“Of course not! She told me she had been raised in the country and way before there was indoor plumbing. People had to go outside to the outhouse. At night they used their chamber pots instead of having to go outside. I guess it’s a habit she couldn’t break.”

“Can we please get back to comfort food?”

We both took sips of our coffee, now cool enough to drink. She stared at me with her questioning green eyes.

“Every night before bedtime she would ask me, “What do you want for breakfast? My answer was the same every single time, “Biscuits and gravy.” I loved her biscuits and gravy. Her biscuits were nice and fluffy and her gravy was creamy and delicious. I am hungry for them now just thinking about them.”

“And,” I continued, “We didn’t know about fancy food dishes back then. She was raised on a farm in Texas and only knew how to cook country foods. In those days people didn’t worry about food (calories, gluten, etc.) the way people do now. And, we didn’t sit all day glued to a television or computer, stuffing ourselves with Cheetos and cokes. We played outside from sun-up to sun-down, playing “kick the can” and other childish games.”

“We didn’t either,” my friend added, “We ate what mom cooked for the evening and if we didn’t like it, then we didn’t eat. At least your grandmother cooked food you wanted. And, we also had to play outside all day. Mom would always shoo us out of the house.”

Noticing that her cup was empty, I poured more Breakfast Blend in her cup and topped my cup.

“My mom always made meals that my dad asked her make before he left for work.” I explained. “We either ate it or starved that night. Some things I had to choke down holding my nose, like liver and onions.” I pretended to stick my finger down my throat and retch.

We both take a “quiet” break and concentrated on drinking our coffee.

Sometimes silence says more than words. It gives our brains a chance to pause and grasp meaning and life-altering truths . Often, those truths are just beyond our grasp, hidden among the noise and chaos of the world.
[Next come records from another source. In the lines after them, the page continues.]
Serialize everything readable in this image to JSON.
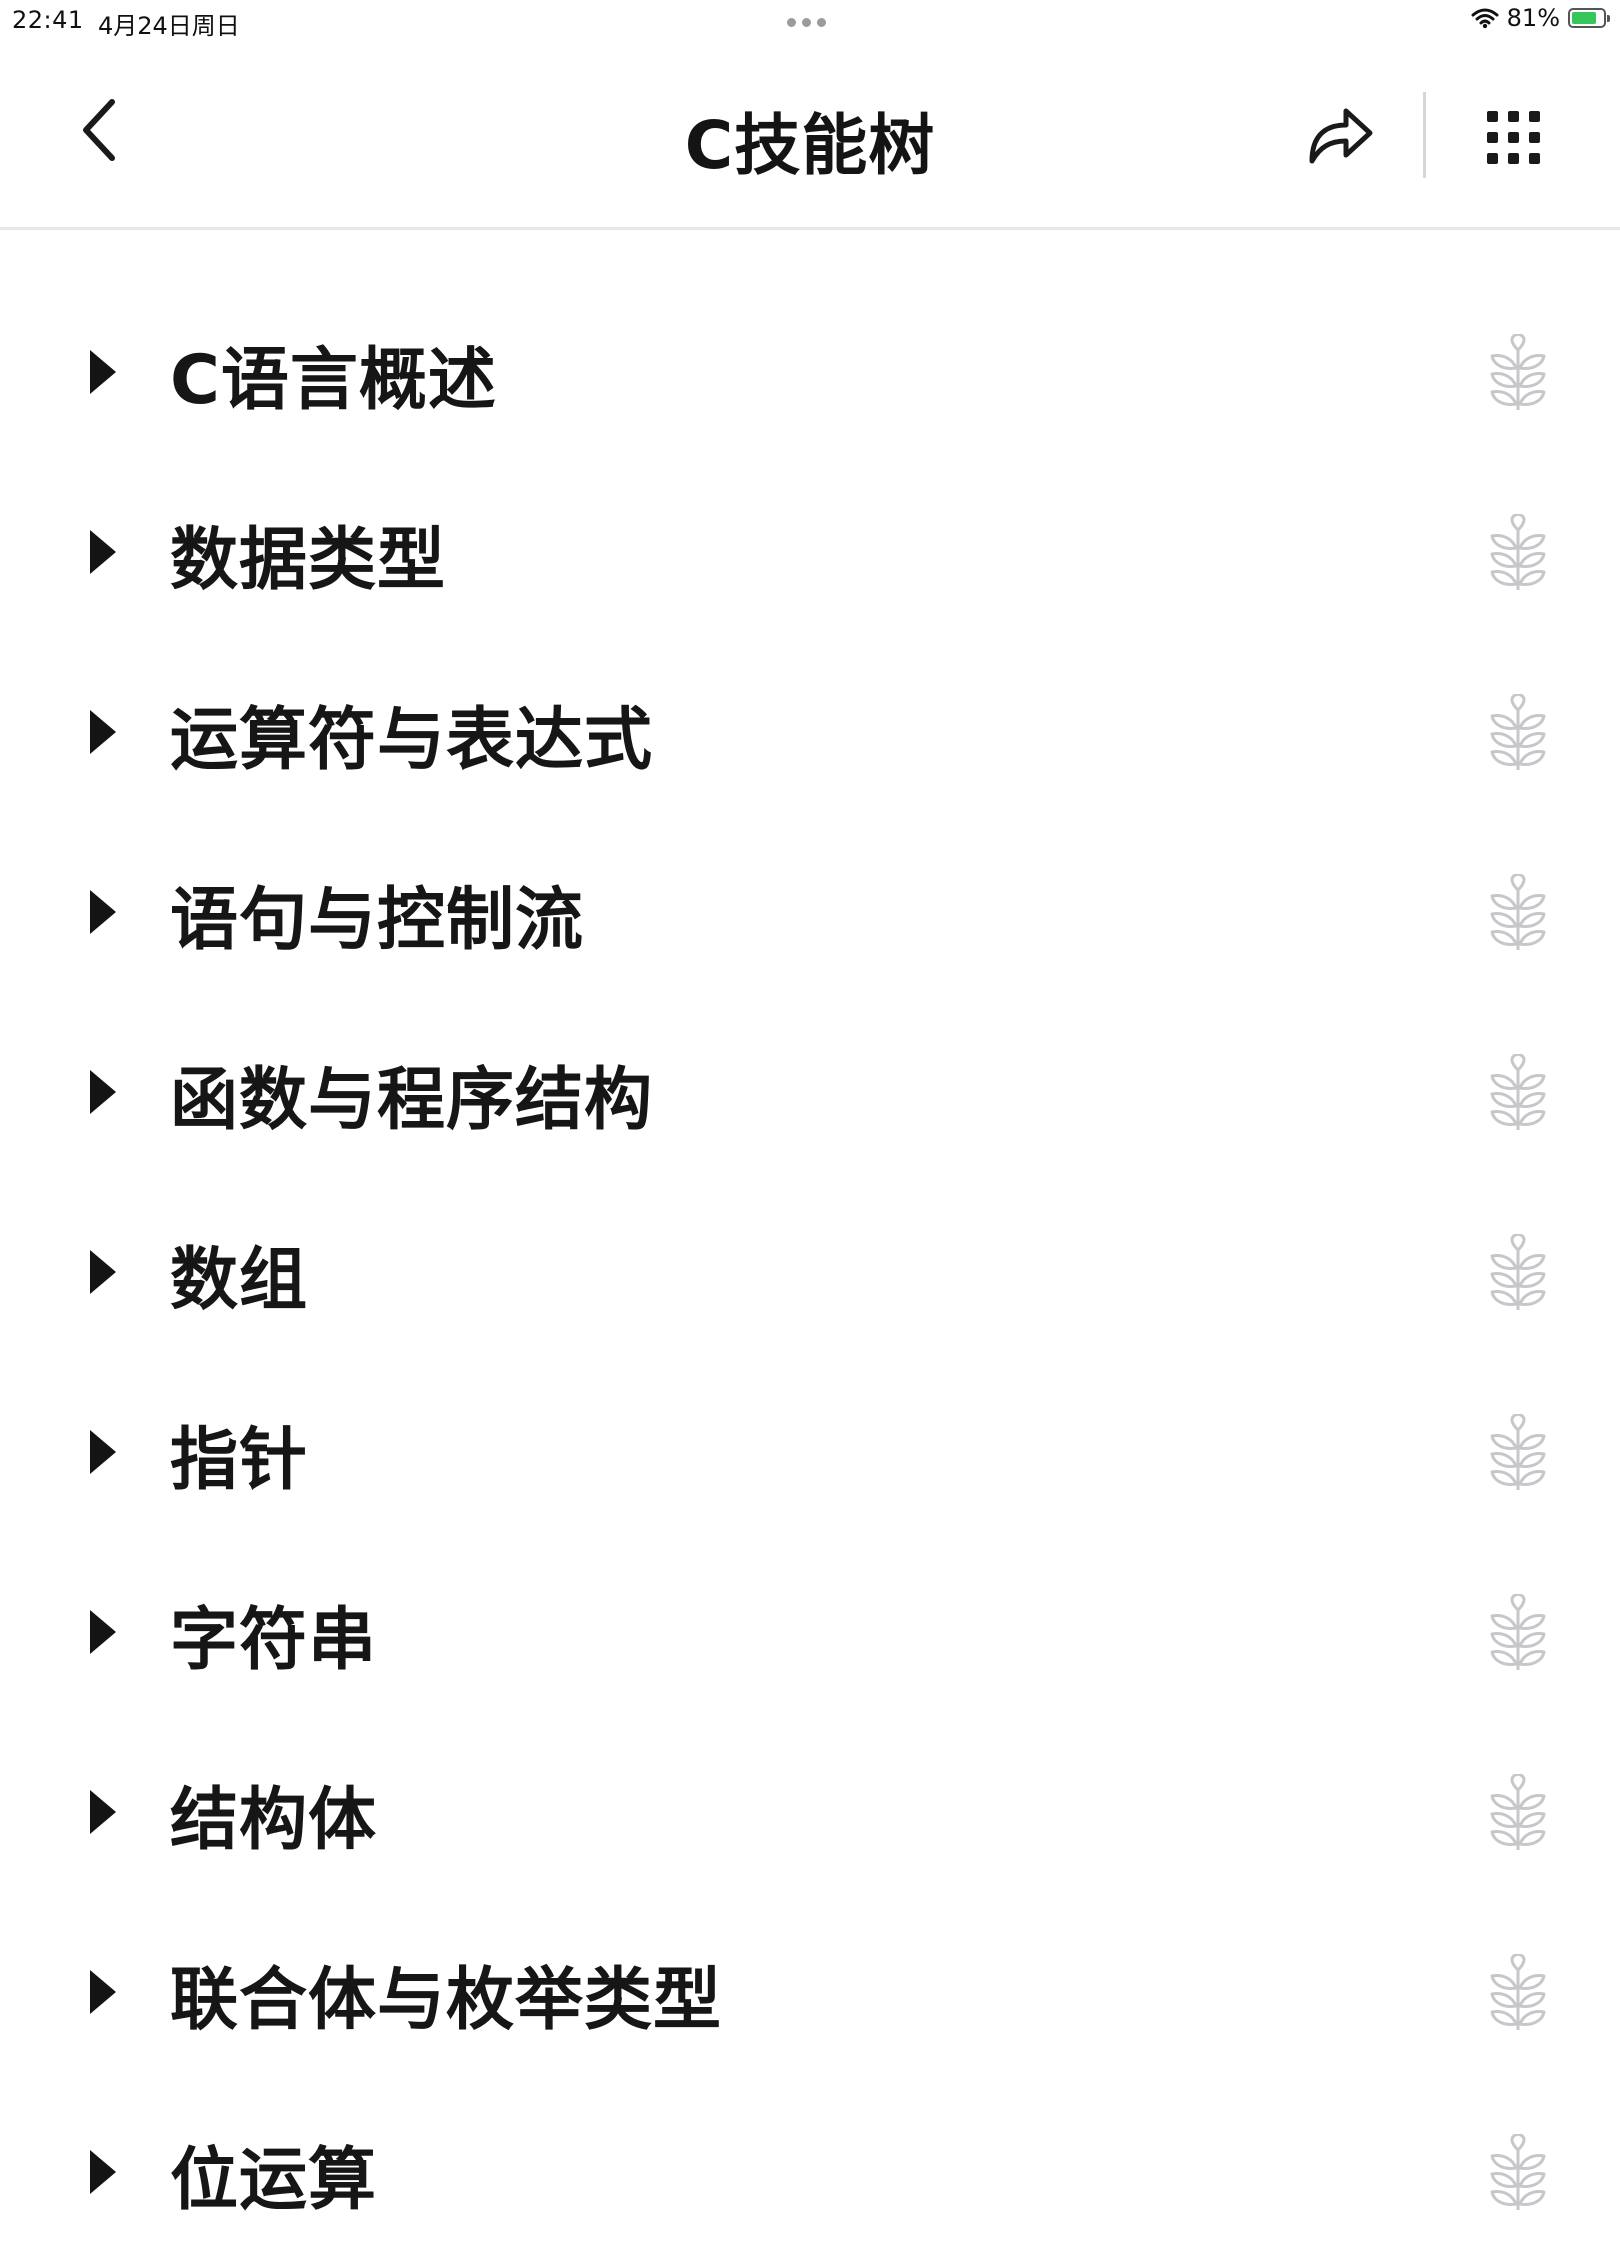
{
  "status_bar": {
    "time": "22:41",
    "date": "4月24日周日",
    "battery_percent": "81%",
    "battery_level": 0.81,
    "battery_color": "#35c759"
  },
  "nav": {
    "back_icon": "chevron-left-icon",
    "title": "C技能树",
    "share_icon": "share-icon",
    "more_icon": "grid-menu-icon"
  },
  "skills": [
    {
      "label": "C语言概述"
    },
    {
      "label": "数据类型"
    },
    {
      "label": "运算符与表达式"
    },
    {
      "label": "语句与控制流"
    },
    {
      "label": "函数与程序结构"
    },
    {
      "label": "数组"
    },
    {
      "label": "指针"
    },
    {
      "label": "字符串"
    },
    {
      "label": "结构体"
    },
    {
      "label": "联合体与枚举类型"
    },
    {
      "label": "位运算"
    }
  ],
  "colors": {
    "text": "#161616",
    "leaf_icon": "#9a9aa2",
    "divider": "#e8e8ea"
  }
}
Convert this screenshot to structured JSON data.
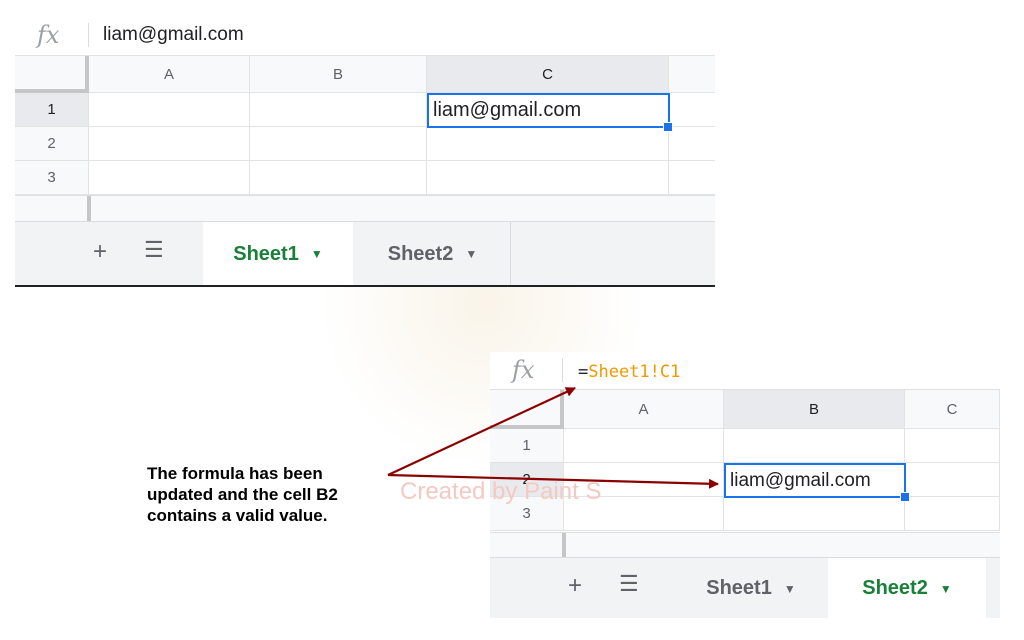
{
  "sheet1_view": {
    "fx_label": "fx",
    "formula_value": "liam@gmail.com",
    "columns": [
      "A",
      "B",
      "C"
    ],
    "rows": [
      "1",
      "2",
      "3"
    ],
    "cell_c1_value": "liam@gmail.com",
    "tabs": [
      {
        "label": "Sheet1",
        "active": true
      },
      {
        "label": "Sheet2",
        "active": false
      }
    ],
    "add_sheet_icon": "plus-icon",
    "all_sheets_icon": "list-icon"
  },
  "sheet2_view": {
    "fx_label": "fx",
    "formula_prefix": "=",
    "formula_ref": "Sheet1!C1",
    "columns": [
      "A",
      "B",
      "C"
    ],
    "rows": [
      "1",
      "2",
      "3"
    ],
    "cell_b2_value": "liam@gmail.com",
    "tabs": [
      {
        "label": "Sheet1",
        "active": false
      },
      {
        "label": "Sheet2",
        "active": true
      }
    ],
    "add_sheet_icon": "plus-icon",
    "all_sheets_icon": "list-icon"
  },
  "annotation": {
    "line1": "The formula has been",
    "line2": "updated and the cell B2",
    "line3": "contains a valid value."
  },
  "watermark": "Created by Paint S",
  "colors": {
    "selection": "#1a73e8",
    "active_tab_text": "#188038",
    "formula_reference": "#f29900",
    "arrow": "#8b0000"
  }
}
After a moment of silence, I finish my story.

“She always had a treat for us and that special treat was always the same. Every single time. It was a bottle of Dr. Pepper with a hole in the cap, made with an ice pick. She would take the cap off the bottle and pour in a package of salted peanuts and put the cap back on. After we finished the soda, we would take of the caps and eat the delicious, Dr. Pepper flavored peanuts.”

“On the rare occasions I do have biscuits and gravy now, it’s just not the same, and will never be the same. It doesn’t have her special ingredient.”

“What ingredient is that?” my friend asks.

I sigh, and softly say,

“My grandmother.”